The most well-documented case of this are Kindle readers, many of whom have taken to Amazon to savage new books whose publishers have delayed Kindle editions until after the hardcover is out. The most recent case of this is Michael Lewis’s The Big Short, but he’s far from the only one.
But it’s not just Kindle users. Merlin Mann notes with dismay how many reviewers of the new Blu-Ray releases of The Godfather Trilogy have harped on its grainy visuals, especially compared to newer releases:
Too dark, too overexposed, too red, too yellow, and waaaaaaaaaay too grainy, waaaaaah!!! complain a phalanx of disappointed 1080p fetishists, whose gold standard for cinema seems to be the director’s cut of Speed Racer…
Not to be a meta-snob, but I’m getting the impression that Blu-ray’s giant format and astoundingly clear resolution has begun breeding an aggressive new species of insane home theater nerd. With philosophical crazy uncles in our previous generations’ hi-fi hobbyists and reel-to-reel pedants, some of these folks seem way more into a good demo than a cohesive piece of art. And their dipshit reviews reflect that.
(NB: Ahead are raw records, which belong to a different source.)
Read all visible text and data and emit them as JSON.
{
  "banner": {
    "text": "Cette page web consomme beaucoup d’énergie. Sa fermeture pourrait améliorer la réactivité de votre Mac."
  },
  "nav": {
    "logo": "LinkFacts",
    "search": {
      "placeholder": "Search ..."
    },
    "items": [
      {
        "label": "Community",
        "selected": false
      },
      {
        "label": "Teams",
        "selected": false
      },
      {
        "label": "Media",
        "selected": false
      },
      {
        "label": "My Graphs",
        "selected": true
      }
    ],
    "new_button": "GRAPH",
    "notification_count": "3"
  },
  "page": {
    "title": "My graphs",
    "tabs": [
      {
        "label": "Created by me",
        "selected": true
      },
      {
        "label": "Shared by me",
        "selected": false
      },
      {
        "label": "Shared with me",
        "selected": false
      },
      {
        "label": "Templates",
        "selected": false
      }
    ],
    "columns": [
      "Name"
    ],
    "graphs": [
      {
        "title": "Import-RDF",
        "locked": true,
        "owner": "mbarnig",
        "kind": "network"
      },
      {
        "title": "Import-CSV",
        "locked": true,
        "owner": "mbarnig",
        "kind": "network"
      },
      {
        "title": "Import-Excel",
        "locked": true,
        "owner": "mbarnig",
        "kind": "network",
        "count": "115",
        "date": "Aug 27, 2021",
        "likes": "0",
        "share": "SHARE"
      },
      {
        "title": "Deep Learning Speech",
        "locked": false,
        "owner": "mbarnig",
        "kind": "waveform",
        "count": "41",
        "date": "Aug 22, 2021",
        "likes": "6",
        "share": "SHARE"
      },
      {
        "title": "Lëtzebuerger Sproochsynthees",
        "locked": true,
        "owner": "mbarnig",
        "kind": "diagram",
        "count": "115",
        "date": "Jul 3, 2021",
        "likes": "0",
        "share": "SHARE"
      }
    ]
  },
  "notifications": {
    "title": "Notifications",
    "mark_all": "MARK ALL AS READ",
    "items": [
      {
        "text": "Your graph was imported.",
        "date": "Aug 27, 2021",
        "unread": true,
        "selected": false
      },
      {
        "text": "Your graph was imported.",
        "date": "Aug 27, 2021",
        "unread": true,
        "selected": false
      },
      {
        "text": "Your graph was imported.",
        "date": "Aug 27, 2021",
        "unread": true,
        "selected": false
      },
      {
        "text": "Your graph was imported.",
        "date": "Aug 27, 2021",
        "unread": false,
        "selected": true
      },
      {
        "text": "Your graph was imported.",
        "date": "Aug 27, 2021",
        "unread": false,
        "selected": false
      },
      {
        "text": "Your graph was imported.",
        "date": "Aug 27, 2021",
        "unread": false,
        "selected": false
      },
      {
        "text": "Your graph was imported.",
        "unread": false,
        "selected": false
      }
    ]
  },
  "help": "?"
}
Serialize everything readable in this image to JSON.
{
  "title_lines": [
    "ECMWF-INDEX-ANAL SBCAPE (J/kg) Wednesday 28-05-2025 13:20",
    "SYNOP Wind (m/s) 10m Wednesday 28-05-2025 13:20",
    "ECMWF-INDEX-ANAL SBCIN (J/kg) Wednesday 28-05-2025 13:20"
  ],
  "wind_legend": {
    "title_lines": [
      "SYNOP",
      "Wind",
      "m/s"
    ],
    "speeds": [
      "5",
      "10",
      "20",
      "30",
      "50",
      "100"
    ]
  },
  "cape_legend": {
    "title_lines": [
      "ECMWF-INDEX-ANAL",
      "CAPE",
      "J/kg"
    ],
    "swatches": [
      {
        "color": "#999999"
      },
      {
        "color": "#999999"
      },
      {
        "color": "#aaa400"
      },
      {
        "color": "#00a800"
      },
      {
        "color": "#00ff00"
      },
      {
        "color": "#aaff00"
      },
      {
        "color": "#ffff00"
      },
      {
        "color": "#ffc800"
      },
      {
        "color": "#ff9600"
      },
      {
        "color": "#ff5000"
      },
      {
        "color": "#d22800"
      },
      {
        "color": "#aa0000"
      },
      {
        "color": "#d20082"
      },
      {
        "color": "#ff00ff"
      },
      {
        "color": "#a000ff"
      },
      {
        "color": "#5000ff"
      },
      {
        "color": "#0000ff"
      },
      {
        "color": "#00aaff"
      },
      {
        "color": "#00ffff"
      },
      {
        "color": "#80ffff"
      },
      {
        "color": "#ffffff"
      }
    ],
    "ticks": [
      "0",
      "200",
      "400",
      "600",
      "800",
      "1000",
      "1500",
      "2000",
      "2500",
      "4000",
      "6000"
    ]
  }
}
In the case of the early Godfather movies, the visual quality of the restoration is a combination of the film being older, the original negative and several early workprints being treated like crap, and cinematographer Gordon Willis having intentionally shot the movie dark as all hell. But this is context that many of the negative Amazon reviewers either don’t have or wouldn’t care about.
I think this signals, though, what the real problem is. There is a mismatch between what some people (a subset of shoppers and amateur reviewers) are doing and what other people (another subset of shoppers, and most retailers) expect. Some people — and I think Alan Jacobs articulates this POV excellently — think that a review should be, above all, an intellectual and aesthetic engagement with the transcendent work, removed as much as possible from the immanent details of the attendant capitalist transaction. And I would say that this is a whole, established, totally legitimate, and culturally valuable genre of the review. It’s just that now it’s banging up against this other thing.
Print media has hosted lots of other kinds of reviews, too. It used to be pretty typical for a reviewer to comment on the moral effect (or danger) of a work — it’s less common now, but hasn’t gone away. And of course, there are the cheerleader, “I loved it/I hated it,” star-laden reviewers that don’t exactly probe deeply into a film’s texture, or show you how a film that everyone’s praising for its superficial virtues actually harbors deep flaws.
Over time, we’ve learned how to distinguish between these different kinds of reviews, and tailor our expectations accordingly. In the new regime of exploding media, where we find ourselves reading a review for a format that we can’t even use, that we’ve never even seen, where the recommendation algorithms haven’t figured out how to make distinctions quite so sophisticated, and where we still have this whole immanence/transcendence problem that’s dogged us for centuries to boot —
— Well, is it any wonder that we are all just a bit confused?